Accordingly, the rational operation of this pipeline section in terms of the maximum reduction in the rate of corrosion processes is to ensure the operation of the well with a fully opened angle throttle and to regulate the pressure by the existing automated axial pressure regulator located further downstream before the pipeline inlet to the gas-collecting manifold. The problem of the influence of the axial pressure regulator’s operation on Vcor is open for discussion and is not considered in this work.
The solution to the problem of reducing the corrosion effect can be either the use of a welding deposit of corrosion-resistant materials on the inner surface of the pipe, or replacing a low-alloy steel pipe with a pipe made of corrosion-resistant materials and operating the angle throttle at any opening degree. However, this technical solution requires changes in the design documentation and high CAPEX for implementation. Therefore, the optimal solution aimed at reducing the corrosion effect and not involving serious financial investments is to operate the well with a fully opened angle throttle.
1. A technique for predicting local zones subject to intense carbon dioxide corrosion in the piping of a gas condensate well after an angle throttle has been developed. The technique is based on a sequence of different modeling methods: modeling of the phase states for the extracted product; three-dimensional (solid-state) modeling of the investigated section; hydrodynamic flow modeling of the extracted product using the finite volume method, etc.
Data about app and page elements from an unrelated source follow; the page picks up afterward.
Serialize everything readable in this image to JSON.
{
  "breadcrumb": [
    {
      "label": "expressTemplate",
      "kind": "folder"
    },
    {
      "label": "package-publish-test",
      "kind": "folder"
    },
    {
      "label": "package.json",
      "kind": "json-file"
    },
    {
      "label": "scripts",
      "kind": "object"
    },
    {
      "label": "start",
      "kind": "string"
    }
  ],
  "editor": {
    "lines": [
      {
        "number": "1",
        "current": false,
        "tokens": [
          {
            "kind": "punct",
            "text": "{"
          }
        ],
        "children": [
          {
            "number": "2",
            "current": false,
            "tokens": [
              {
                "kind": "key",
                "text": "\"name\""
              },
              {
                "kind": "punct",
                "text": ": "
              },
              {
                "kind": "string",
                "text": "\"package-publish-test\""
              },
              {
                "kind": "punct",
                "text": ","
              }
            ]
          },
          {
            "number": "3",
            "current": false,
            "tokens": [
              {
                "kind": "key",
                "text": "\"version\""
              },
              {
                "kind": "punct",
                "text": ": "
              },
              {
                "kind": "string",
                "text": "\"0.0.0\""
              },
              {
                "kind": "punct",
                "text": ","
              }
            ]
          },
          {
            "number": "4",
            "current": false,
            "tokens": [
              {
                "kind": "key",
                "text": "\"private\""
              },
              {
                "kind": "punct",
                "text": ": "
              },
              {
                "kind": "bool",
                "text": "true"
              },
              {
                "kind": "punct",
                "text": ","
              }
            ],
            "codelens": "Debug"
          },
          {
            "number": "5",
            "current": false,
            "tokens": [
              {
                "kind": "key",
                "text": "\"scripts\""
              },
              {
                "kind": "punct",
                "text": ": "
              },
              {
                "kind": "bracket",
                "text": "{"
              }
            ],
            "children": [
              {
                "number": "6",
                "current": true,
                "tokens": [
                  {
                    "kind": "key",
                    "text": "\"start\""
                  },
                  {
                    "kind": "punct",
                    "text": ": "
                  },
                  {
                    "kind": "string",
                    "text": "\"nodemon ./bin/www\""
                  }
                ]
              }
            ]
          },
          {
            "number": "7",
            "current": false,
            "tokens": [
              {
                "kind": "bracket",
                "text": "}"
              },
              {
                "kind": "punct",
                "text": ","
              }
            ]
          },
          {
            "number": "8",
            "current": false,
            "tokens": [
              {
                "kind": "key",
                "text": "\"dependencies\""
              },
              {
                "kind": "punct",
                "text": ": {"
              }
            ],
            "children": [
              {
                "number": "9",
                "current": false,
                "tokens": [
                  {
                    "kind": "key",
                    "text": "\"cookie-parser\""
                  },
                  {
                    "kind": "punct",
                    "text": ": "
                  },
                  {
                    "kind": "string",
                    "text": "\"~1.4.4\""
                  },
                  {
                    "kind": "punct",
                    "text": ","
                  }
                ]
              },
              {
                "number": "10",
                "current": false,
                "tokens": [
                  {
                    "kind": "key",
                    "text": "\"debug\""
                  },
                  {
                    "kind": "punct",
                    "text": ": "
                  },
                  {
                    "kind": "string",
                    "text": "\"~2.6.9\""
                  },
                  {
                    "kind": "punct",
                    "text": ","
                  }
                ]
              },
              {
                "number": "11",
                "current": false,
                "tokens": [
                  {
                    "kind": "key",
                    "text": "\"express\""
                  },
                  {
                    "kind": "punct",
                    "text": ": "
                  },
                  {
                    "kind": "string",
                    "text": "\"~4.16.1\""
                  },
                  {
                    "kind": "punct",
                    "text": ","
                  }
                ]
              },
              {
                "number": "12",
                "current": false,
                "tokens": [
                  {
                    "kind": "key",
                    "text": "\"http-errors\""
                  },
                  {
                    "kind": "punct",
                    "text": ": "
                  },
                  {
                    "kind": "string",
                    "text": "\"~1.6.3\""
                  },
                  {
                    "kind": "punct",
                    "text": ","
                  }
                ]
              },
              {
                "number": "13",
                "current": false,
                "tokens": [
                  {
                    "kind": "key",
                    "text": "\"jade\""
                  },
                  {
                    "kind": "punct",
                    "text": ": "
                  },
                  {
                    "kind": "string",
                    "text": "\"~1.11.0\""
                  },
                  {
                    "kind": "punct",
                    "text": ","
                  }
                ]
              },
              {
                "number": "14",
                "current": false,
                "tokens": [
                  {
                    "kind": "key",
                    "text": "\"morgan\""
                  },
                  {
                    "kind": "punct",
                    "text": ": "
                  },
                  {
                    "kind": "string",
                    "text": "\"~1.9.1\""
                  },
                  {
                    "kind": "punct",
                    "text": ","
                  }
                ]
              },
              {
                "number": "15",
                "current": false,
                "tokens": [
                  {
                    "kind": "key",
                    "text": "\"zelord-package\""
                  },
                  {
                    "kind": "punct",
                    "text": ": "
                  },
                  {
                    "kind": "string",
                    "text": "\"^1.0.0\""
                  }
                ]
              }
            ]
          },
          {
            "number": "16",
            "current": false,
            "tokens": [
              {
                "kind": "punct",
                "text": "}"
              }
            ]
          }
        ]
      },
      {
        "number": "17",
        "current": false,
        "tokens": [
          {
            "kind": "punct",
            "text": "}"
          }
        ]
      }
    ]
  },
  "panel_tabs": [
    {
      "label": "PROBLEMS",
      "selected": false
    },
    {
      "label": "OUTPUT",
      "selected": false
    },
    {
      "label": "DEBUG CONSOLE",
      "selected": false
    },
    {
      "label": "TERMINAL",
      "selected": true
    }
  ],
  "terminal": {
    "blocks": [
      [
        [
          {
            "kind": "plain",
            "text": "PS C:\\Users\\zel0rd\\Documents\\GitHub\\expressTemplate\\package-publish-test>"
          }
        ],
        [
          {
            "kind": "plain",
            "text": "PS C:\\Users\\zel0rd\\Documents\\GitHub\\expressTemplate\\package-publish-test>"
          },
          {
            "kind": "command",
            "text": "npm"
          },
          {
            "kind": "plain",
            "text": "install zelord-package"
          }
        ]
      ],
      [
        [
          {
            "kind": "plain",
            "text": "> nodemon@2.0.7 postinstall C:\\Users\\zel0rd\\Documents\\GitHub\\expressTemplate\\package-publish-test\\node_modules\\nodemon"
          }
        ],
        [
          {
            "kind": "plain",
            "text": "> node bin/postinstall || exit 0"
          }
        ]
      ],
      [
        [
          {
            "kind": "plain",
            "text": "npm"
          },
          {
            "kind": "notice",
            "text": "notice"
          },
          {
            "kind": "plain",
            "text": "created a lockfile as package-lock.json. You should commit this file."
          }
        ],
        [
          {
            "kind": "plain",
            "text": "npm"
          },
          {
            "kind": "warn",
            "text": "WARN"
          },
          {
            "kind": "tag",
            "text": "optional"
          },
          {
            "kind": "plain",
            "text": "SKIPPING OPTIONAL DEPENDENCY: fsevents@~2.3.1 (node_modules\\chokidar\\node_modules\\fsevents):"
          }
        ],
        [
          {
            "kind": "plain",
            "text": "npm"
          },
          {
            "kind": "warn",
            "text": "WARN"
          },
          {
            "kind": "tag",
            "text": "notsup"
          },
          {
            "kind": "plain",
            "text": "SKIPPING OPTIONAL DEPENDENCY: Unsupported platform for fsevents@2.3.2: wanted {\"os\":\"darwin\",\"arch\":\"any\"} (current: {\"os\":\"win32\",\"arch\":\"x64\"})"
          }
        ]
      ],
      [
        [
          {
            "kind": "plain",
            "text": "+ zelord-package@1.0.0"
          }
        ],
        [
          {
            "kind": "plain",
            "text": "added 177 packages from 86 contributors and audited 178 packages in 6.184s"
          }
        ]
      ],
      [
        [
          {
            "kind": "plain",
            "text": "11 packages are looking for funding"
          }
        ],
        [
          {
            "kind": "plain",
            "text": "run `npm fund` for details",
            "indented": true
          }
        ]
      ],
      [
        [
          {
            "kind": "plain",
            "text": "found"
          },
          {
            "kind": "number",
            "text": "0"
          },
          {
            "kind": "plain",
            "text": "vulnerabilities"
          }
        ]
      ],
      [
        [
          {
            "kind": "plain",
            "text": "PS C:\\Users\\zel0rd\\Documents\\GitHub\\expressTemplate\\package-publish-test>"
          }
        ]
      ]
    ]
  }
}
2. The technique has wide opportunities for visualization of the obtained simulation results, which makes it possible to analyze the effect of flow characteristics on the rate of carbon dioxide corrosion when it is impossible to conduct real experiments.
3. The technique makes it possible to predict zones of carbon dioxide corrosion localization at gas and gas condensate production facilities that have encountered manifestations of carbon dioxide corrosion and are unable to conduct real research on field equipment.
4. It is shown that the average flow velocity and its local values are not factors by which it is possible to predict the occurrence of carbon dioxide corrosion in the pipeline section after the angle throttle, and the prevailing effect on the corrosion intensity in the specified section is provided by WSS.
5. Based on the results of the work, it was recommended to operate a gas condensate well with a fully opened angle throttl.
6. Further areas of research are related to assessing the effect of the operation of an axial pressure regulator located on the production line after the angle throttle on the intensity of carbon dioxide corrosion. In addition, work will continue on studying the adhesion properties of corrosion inhibitors in pipeline sections after the angle throttle under conditions of high WSS values.